Importance to waterfowl
- Provides winter habitat to at least 50 percent of the waterfowl in the Atlantic Flyway.
- Seasonally flooded bottomland hardwood forests in the region are used by breeding wood ducks and a variety of wintering waterfowl.
- The bays and sounds of North Carolina are important to a number of dabbling and diving ducks, Canada geese and tundra swans.
- Offshore habitats are used by up to 100,000 scaup during most winters.
- North Carolina now winters up to 75 percent of the Atlantic Flyway canvasbacks and large numbers of the Atlantic subpopulation of Canada geese.
- North Carolina has lost 50 percent of its original wetlands.
- Large, privately owned plantations create an unparalleled opportunity to achieve significant land and water protection.
- Decline in wintering waterfowl may be due in part to a loss of aquatic vegetation, particularly in the Chesapeake Bay system.

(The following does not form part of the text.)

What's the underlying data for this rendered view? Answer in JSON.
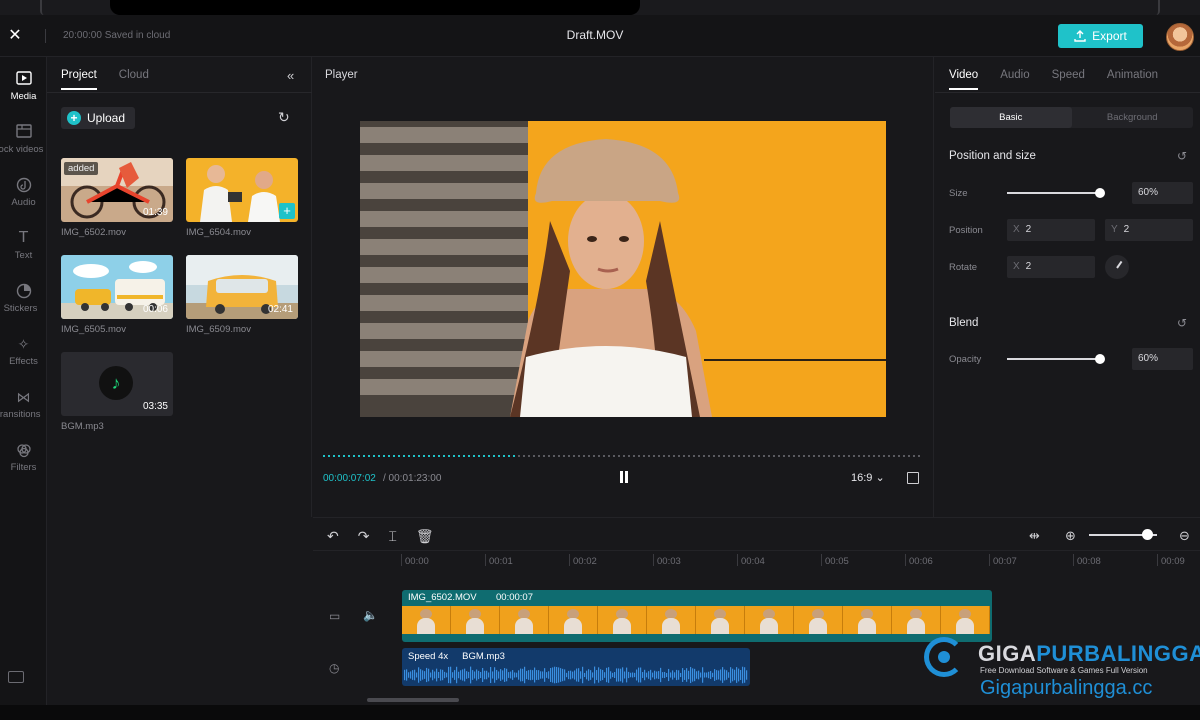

DU's conservation focus
- DU's most notable conservation program in this region has been the Low Country Initiative in South Carolina.
- Expand the conservation easement program to protect the existing waterfowl habitat base, focusing attention on important habitats and watersheds in North Carolina.
- Quantify the relationships of waterfowl populations to available foraging habitat.
States in the Southeastern Coastal Plain region
Alabama | Florida | Georgia | Kentucky | Louisiana | Mississippi
North Carolina | South Carolina | Tennessee | Virginia